[Read more session reports and updates from the 14th Internet Governance Forum]
The Collaborative Leadership Exchange brought together the staff and participants of the different sponsored programmes to the IGF like ISOC IGF Ambassadors, Google fellows, as well as all other interested attendees to network, build relationships, exchange ideas, discuss key local and regional Internet governance issues, and explore applicable solutions.
There were two rounds of discussions encompassing key topics like the future of the Internet ecosystem, youth and the Internet, Internet and human rights, access, critical Internet resources, artificial intelligence (AI) and ethics, privacy, cybersecurity, and others, while integrating the inputs, requirements, and experiences of different stakeholder groups.
Future of the Internet

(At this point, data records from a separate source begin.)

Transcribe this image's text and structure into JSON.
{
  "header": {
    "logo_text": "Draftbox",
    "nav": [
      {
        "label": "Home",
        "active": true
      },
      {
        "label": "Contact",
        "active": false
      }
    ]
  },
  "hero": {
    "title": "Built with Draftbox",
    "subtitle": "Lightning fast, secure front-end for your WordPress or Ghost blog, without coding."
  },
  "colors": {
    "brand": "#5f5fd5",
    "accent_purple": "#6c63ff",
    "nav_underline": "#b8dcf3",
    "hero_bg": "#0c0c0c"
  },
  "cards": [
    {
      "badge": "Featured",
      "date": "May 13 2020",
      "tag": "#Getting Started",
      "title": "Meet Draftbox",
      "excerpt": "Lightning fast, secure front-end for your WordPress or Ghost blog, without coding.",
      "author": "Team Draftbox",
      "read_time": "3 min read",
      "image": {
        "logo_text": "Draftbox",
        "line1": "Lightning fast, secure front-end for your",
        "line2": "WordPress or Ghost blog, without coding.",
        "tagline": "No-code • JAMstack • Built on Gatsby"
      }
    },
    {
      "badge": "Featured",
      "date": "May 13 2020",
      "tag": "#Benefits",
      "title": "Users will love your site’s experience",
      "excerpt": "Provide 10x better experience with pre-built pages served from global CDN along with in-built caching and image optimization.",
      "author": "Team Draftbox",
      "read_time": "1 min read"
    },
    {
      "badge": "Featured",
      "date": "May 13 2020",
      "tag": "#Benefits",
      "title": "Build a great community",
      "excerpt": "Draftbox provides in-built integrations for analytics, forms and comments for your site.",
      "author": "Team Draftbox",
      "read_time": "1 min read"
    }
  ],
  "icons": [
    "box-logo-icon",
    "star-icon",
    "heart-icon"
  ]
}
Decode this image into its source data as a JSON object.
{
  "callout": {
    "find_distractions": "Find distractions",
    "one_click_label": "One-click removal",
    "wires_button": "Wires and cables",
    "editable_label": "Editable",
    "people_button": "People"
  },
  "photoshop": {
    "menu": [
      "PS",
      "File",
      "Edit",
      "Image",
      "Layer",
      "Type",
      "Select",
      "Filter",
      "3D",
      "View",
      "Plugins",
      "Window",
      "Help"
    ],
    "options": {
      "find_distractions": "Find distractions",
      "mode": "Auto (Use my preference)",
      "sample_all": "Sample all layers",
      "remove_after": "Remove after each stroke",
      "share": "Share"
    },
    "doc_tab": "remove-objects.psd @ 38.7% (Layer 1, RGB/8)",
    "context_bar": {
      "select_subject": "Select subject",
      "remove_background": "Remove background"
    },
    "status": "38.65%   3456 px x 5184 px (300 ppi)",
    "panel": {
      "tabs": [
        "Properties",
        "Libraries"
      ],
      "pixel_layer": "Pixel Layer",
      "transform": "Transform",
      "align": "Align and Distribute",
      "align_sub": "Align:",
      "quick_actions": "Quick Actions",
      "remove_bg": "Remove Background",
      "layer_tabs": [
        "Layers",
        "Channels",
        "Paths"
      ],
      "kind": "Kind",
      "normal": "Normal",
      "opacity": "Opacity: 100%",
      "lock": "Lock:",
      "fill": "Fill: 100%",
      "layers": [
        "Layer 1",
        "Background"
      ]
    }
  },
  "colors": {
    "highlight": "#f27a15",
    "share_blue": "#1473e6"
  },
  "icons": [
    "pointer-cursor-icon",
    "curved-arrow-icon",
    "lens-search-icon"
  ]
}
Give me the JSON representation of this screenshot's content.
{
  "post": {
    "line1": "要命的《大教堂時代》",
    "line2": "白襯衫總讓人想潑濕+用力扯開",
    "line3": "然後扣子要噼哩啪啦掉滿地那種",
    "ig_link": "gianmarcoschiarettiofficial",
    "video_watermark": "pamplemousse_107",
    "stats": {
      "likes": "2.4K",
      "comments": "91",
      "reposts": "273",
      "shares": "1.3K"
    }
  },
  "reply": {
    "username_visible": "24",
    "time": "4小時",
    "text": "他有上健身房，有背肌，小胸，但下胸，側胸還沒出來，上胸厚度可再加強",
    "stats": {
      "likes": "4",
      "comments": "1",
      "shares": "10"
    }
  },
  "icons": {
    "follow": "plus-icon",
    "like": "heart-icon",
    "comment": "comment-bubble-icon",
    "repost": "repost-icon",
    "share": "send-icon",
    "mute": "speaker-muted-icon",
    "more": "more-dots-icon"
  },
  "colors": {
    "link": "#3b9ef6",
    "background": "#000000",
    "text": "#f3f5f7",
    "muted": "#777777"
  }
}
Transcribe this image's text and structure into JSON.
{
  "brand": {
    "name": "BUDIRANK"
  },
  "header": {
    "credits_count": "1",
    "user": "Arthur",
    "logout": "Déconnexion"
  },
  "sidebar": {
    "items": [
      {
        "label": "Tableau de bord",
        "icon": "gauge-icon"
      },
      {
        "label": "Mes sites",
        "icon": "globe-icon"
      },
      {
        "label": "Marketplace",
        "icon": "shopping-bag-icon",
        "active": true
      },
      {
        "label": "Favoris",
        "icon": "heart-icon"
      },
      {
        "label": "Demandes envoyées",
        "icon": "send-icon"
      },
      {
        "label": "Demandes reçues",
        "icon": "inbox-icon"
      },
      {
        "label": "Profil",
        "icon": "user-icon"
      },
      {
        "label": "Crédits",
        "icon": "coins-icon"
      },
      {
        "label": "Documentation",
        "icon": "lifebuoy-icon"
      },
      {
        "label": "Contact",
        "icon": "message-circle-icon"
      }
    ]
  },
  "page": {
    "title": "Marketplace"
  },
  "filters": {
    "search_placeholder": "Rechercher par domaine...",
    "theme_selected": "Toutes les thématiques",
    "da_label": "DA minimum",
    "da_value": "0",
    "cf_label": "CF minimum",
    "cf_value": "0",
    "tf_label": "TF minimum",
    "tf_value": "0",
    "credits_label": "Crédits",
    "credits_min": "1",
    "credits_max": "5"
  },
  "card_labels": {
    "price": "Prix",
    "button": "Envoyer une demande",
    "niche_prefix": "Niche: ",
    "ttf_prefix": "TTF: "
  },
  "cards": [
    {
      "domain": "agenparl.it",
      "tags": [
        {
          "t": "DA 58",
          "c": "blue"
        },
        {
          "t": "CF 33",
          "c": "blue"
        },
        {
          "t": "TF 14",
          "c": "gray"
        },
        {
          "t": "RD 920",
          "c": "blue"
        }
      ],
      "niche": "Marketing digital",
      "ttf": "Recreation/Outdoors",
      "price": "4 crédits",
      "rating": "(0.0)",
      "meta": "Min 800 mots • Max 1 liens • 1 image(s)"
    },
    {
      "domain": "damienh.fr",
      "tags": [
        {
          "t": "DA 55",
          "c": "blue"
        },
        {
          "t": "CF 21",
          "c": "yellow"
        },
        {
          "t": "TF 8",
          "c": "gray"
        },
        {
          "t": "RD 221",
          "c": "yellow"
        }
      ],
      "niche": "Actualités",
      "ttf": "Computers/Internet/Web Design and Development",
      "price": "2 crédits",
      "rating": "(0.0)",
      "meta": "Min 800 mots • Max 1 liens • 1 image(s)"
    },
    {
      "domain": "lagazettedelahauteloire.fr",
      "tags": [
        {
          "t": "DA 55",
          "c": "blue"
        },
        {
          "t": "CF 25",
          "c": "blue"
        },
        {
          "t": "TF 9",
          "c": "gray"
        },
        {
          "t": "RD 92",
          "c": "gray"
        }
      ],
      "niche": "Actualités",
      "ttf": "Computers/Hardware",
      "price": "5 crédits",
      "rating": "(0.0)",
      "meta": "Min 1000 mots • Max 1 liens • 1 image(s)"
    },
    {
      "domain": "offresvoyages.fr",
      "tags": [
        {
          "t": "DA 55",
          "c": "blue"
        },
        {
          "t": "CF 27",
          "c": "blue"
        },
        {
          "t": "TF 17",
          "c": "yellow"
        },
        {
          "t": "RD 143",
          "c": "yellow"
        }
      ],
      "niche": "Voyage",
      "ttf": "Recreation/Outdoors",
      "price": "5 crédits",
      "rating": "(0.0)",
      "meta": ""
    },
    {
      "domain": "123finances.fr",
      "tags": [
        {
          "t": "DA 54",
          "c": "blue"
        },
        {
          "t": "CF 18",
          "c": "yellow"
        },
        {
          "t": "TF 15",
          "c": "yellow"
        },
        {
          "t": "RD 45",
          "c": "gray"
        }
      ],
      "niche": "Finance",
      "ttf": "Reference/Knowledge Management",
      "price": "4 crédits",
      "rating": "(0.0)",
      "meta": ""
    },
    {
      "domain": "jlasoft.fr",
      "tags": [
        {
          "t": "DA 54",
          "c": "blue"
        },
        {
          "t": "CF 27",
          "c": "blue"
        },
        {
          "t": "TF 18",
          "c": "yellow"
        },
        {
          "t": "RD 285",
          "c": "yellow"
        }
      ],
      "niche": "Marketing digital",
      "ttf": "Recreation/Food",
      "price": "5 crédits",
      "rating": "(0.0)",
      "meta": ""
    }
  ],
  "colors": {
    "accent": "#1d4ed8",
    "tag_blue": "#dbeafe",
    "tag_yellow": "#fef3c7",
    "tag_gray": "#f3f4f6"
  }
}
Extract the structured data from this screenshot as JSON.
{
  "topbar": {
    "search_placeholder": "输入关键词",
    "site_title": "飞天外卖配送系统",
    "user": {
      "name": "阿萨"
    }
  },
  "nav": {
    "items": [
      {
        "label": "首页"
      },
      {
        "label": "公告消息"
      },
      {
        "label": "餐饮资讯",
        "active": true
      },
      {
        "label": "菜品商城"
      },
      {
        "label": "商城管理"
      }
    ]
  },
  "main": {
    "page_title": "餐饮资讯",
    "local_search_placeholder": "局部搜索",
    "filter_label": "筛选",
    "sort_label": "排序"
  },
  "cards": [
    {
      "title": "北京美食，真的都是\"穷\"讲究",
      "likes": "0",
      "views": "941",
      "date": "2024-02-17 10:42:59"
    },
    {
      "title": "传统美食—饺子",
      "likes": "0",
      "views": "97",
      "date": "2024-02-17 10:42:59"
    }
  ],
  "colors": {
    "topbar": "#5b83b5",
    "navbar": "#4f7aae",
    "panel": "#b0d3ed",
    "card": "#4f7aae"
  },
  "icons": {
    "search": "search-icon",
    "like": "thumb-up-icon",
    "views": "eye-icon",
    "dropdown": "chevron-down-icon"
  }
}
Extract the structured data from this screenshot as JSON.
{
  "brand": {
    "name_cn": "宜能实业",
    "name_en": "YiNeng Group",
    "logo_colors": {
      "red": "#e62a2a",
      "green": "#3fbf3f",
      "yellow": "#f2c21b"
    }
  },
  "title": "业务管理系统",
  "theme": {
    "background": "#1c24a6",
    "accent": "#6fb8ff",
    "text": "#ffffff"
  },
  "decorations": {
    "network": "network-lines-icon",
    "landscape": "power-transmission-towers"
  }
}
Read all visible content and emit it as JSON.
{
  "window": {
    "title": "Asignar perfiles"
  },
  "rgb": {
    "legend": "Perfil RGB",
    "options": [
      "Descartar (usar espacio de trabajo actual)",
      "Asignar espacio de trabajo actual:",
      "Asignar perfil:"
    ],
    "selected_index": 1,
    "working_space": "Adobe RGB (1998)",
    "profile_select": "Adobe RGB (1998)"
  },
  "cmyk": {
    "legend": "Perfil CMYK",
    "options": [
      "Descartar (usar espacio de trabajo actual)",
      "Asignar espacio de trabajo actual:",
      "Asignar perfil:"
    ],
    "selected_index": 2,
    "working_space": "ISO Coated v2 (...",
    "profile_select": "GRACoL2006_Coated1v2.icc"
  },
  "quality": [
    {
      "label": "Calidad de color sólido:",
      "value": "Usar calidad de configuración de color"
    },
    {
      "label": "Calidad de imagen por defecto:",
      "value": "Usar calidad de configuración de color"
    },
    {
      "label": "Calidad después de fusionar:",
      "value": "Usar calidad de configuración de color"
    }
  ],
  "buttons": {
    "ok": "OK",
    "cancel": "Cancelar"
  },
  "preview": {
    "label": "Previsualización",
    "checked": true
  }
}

The group envisaged the vision of an unrestricted and inspiring Internet with access to all. Internet for all is possible with affordability, accessibility, and digital literacy. Trust is an important factor and it will come with a safer Internet for all. It is important to ensure that the Internet is credible and reliable. For a safe Internet, it is important to instil a sense of trust in users and limit the barriers to Internet access.
It is important to show that youth is making a difference and give them ways to display it. The multistakeholder model does not implicitly include the youth, and this often makes them feel excluded and reluctant to participate. Youth participants also experience a lack of funding resources and speaking opportunities.
They provide a solution to the connectivity gap by offering more affordable means of access to the Internet. It helps community members solve local issues, access means of education, and get information online. Community networks enable economic and social development but they come with regulatory challenges. First, setting up a community network needs approval from the governments, funding, and sustainability plans. For example, Ghana has precise land rules and acquiring lands for some ethnic groups is problematic and it involves a lengthy process. Lastly, power supply in remote areas of a country also poses concrete challenges to the realisation of community networks.
The big question was who should encrypt data and at what level data should be encrypted. Should users be able to own and encrypt their data? The group stated they noticed a lack of interest and knowledge in policymakers and lawyers regarding encryption, and that tech experts and policymakers should talk more often. Participants also discussed ways like opt-in and opt-out regulations, multi-tiered access control models where users can see and decide who can access and encrypt the data.
The group considered that data localisation requirements and cross-border data flows depend on countries’ bilateral relations. Ms Nidhi Singh (ISOC IGF Ambassador from India) said that we must address the inherent inequality which is present in the world order and in the Internet. Lastly, the audience considered that data localisation policies can be very costly to implement and can significantly impact a country’s economy. The group warned against the impact of data localisation measures vis-à-vis the fragmentation of the Internet.
Future of the IGF
The IGF has a lot of value as it is the only platform of this type. It brings together many people with varied levels of knowledge to share and learn. It is a good platform for gaining an international perspective and agenda, global issues, to form opinions, and network. But more awareness needs to be raised globally and outreach needs to be expanded to bring more people to the IGF. Group discussions stated that representation at the IGF needs to include more women and the LGBT community. The national and regional IGFs (NRIs) movement needs to be pushed to feed into the global forum stemming from national and regional levels.
While funding challenges persist, the IGF is not an output-driven organisation; they suggested rethinking its structure. They felt that a lot of the sessions presented themes that were already discussed during the previous years. They also suggested avoiding overlaps among the sessions’ schedules and topics to increase the success of the discussions.
Cross-sector impact of AI
The group discussions suggested that the understanding of AI technology varies across people and regions - especially between developed and developing countries. Developing country participants said that AI could improve education, judiciary, mobility, and could help in reducing human-generated biases. AI can be used for taxation and can be deployed in the energy sector, but a major challenge is still represented by how AI will affect the future of jobs. The group suggested that AI can also be better studied through more case studies, scenario modelling, and algorithm monitoring.
By Mili Semlani